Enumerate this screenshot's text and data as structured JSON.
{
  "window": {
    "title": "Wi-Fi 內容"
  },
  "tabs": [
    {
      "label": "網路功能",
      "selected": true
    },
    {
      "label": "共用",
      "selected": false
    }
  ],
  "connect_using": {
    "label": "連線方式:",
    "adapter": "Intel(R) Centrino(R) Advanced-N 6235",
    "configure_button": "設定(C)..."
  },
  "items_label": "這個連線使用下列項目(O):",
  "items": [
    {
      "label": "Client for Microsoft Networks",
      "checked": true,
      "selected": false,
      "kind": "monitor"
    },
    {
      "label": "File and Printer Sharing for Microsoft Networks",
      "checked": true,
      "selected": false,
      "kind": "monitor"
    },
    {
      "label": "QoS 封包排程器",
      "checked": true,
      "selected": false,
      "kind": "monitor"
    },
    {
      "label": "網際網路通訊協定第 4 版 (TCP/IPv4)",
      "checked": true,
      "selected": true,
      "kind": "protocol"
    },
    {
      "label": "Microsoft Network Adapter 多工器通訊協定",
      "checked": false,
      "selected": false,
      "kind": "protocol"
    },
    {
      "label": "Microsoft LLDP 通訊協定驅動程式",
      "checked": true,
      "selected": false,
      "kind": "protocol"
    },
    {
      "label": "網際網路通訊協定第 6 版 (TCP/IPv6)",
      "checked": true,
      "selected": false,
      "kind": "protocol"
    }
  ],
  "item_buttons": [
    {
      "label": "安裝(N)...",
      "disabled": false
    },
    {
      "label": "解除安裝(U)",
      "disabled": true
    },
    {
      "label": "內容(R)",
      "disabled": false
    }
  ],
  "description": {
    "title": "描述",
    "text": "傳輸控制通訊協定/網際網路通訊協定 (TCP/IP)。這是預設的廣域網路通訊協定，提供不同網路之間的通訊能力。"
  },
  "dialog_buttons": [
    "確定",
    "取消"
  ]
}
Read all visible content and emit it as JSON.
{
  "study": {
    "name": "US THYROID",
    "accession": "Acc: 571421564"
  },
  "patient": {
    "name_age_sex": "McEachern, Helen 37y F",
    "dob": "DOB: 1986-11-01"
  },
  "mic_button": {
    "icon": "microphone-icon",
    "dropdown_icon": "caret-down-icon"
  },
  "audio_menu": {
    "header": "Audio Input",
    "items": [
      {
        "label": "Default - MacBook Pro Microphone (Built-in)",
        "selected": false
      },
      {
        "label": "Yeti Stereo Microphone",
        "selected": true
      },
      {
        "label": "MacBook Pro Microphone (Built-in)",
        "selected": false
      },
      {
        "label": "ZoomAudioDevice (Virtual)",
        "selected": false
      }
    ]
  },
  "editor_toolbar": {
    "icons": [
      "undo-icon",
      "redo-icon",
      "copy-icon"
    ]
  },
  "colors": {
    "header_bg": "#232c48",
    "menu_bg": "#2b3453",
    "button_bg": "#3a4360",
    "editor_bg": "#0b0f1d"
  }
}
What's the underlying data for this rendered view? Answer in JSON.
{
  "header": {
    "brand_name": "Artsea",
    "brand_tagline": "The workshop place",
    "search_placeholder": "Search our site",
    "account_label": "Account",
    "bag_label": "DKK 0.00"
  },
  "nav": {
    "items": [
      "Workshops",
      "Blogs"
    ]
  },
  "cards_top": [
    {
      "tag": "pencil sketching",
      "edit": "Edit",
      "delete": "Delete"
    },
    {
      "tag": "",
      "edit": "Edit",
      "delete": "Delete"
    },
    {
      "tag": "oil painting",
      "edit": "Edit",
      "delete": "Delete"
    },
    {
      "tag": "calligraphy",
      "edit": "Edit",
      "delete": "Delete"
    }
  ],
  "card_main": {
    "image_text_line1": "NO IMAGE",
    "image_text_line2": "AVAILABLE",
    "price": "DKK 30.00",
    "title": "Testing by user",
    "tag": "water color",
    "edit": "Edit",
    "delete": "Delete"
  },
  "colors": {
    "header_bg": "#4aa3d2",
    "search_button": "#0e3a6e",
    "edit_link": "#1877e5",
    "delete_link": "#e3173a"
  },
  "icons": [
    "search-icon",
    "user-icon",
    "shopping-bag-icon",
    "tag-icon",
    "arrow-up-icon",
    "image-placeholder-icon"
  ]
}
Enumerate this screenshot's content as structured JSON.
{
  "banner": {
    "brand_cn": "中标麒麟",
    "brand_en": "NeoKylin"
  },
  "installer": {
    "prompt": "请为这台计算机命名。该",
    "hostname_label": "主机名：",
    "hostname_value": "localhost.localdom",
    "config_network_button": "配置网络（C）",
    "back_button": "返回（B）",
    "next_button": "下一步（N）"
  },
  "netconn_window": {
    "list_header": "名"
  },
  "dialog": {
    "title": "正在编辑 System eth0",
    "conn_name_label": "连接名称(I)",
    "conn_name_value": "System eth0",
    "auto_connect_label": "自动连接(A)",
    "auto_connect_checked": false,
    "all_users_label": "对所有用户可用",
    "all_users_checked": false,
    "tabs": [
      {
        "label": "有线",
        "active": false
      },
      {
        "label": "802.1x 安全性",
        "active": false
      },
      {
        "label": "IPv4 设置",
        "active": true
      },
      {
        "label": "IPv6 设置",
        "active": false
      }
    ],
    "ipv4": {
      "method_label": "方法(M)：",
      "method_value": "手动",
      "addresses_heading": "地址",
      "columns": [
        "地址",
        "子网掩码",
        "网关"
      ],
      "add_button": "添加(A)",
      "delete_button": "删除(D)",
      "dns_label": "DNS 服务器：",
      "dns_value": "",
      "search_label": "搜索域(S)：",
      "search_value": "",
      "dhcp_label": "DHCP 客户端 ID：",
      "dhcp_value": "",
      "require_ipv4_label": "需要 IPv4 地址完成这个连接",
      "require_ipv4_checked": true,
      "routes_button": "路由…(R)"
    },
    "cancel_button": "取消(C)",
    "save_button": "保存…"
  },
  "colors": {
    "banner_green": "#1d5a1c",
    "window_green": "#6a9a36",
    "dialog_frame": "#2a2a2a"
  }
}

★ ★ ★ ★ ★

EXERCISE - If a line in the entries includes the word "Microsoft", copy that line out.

EXERCISE OUTPUT -
      "label": "Client for Microsoft Networks",
      "label": "File and Printer Sharing for Microsoft Networks",
      "label": "Microsoft Network Adapter 多工器通訊協定",
      "label": "Microsoft LLDP 通訊協定驅動程式",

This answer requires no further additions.